_INFORMATION SUPPLIED_

* * *

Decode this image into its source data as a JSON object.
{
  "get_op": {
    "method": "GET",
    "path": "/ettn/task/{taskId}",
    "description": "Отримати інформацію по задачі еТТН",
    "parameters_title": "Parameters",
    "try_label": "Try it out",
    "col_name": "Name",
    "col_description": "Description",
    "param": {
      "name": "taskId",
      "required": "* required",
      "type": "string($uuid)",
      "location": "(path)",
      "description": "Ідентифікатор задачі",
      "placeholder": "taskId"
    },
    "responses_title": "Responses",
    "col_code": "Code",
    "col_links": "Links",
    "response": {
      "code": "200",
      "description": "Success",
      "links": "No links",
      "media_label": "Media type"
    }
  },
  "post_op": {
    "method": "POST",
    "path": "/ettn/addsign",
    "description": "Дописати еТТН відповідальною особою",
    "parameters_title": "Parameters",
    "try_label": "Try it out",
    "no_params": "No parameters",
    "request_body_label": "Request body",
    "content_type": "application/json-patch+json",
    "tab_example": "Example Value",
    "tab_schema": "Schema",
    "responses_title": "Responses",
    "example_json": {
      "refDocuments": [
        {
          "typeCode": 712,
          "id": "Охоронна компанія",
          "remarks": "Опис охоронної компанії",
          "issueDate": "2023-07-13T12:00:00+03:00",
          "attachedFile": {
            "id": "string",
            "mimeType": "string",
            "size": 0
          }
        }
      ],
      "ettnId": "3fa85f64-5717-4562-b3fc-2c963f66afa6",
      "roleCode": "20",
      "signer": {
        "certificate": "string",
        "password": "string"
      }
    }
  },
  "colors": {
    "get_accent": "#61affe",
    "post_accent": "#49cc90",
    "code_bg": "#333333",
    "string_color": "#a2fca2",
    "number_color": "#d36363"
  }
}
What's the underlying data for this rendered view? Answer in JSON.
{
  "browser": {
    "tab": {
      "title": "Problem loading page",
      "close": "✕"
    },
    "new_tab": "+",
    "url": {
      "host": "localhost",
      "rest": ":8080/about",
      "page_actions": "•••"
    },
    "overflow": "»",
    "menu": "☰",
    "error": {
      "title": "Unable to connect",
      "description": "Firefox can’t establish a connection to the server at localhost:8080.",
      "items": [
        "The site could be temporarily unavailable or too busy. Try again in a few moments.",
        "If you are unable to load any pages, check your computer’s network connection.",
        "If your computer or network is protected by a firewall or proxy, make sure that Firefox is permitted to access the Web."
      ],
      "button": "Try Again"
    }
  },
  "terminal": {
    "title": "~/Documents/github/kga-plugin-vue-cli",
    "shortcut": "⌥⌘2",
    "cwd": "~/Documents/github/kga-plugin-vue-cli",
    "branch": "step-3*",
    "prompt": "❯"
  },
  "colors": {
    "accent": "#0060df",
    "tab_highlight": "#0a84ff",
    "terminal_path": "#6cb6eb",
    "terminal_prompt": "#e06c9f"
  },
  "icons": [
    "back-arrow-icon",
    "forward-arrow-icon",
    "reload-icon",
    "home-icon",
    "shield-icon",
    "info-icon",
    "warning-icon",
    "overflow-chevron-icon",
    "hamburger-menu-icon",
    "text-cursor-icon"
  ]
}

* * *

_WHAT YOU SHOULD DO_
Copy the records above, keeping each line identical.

_SOLVED EXERCISE_
Decode this image into its source data as a JSON object.
{
  "get_op": {
    "method": "GET",
    "path": "/ettn/task/{taskId}",
    "description": "Отримати інформацію по задачі еТТН",
    "parameters_title": "Parameters",
    "try_label": "Try it out",
    "col_name": "Name",
    "col_description": "Description",
    "param": {
      "name": "taskId",
      "required": "* required",
      "type": "string($uuid)",
      "location": "(path)",
      "description": "Ідентифікатор задачі",
      "placeholder": "taskId"
    },
    "responses_title": "Responses",
    "col_code": "Code",
    "col_links": "Links",
    "response": {
      "code": "200",
      "description": "Success",
      "links": "No links",
      "media_label": "Media type"
    }
  },
  "post_op": {
    "method": "POST",
    "path": "/ettn/addsign",
    "description": "Дописати еТТН відповідальною особою",
    "parameters_title": "Parameters",
    "try_label": "Try it out",
    "no_params": "No parameters",
    "request_body_label": "Request body",
    "content_type": "application/json-patch+json",
    "tab_example": "Example Value",
    "tab_schema": "Schema",
    "responses_title": "Responses",
    "example_json": {
      "refDocuments": [
        {
          "typeCode": 712,
          "id": "Охоронна компанія",
          "remarks": "Опис охоронної компанії",
          "issueDate": "2023-07-13T12:00:00+03:00",
          "attachedFile": {
            "id": "string",
            "mimeType": "string",
            "size": 0
          }
        }
      ],
      "ettnId": "3fa85f64-5717-4562-b3fc-2c963f66afa6",
      "roleCode": "20",
      "signer": {
        "certificate": "string",
        "password": "string"
      }
    }
  },
  "colors": {
    "get_accent": "#61affe",
    "post_accent": "#49cc90",
    "code_bg": "#333333",
    "string_color": "#a2fca2",
    "number_color": "#d36363"
  }
}
What's the underlying data for this rendered view? Answer in JSON.
{
  "browser": {
    "tab": {
      "title": "Problem loading page",
      "close": "✕"
    },
    "new_tab": "+",
    "url": {
      "host": "localhost",
      "rest": ":8080/about",
      "page_actions": "•••"
    },
    "overflow": "»",
    "menu": "☰",
    "error": {
      "title": "Unable to connect",
      "description": "Firefox can’t establish a connection to the server at localhost:8080.",
      "items": [
        "The site could be temporarily unavailable or too busy. Try again in a few moments.",
        "If you are unable to load any pages, check your computer’s network connection.",
        "If your computer or network is protected by a firewall or proxy, make sure that Firefox is permitted to access the Web."
      ],
      "button": "Try Again"
    }
  },
  "terminal": {
    "title": "~/Documents/github/kga-plugin-vue-cli",
    "shortcut": "⌥⌘2",
    "cwd": "~/Documents/github/kga-plugin-vue-cli",
    "branch": "step-3*",
    "prompt": "❯"
  },
  "colors": {
    "accent": "#0060df",
    "tab_highlight": "#0a84ff",
    "terminal_path": "#6cb6eb",
    "terminal_prompt": "#e06c9f"
  },
  "icons": [
    "back-arrow-icon",
    "forward-arrow-icon",
    "reload-icon",
    "home-icon",
    "shield-icon",
    "info-icon",
    "warning-icon",
    "overflow-chevron-icon",
    "hamburger-menu-icon",
    "text-cursor-icon"
  ]
}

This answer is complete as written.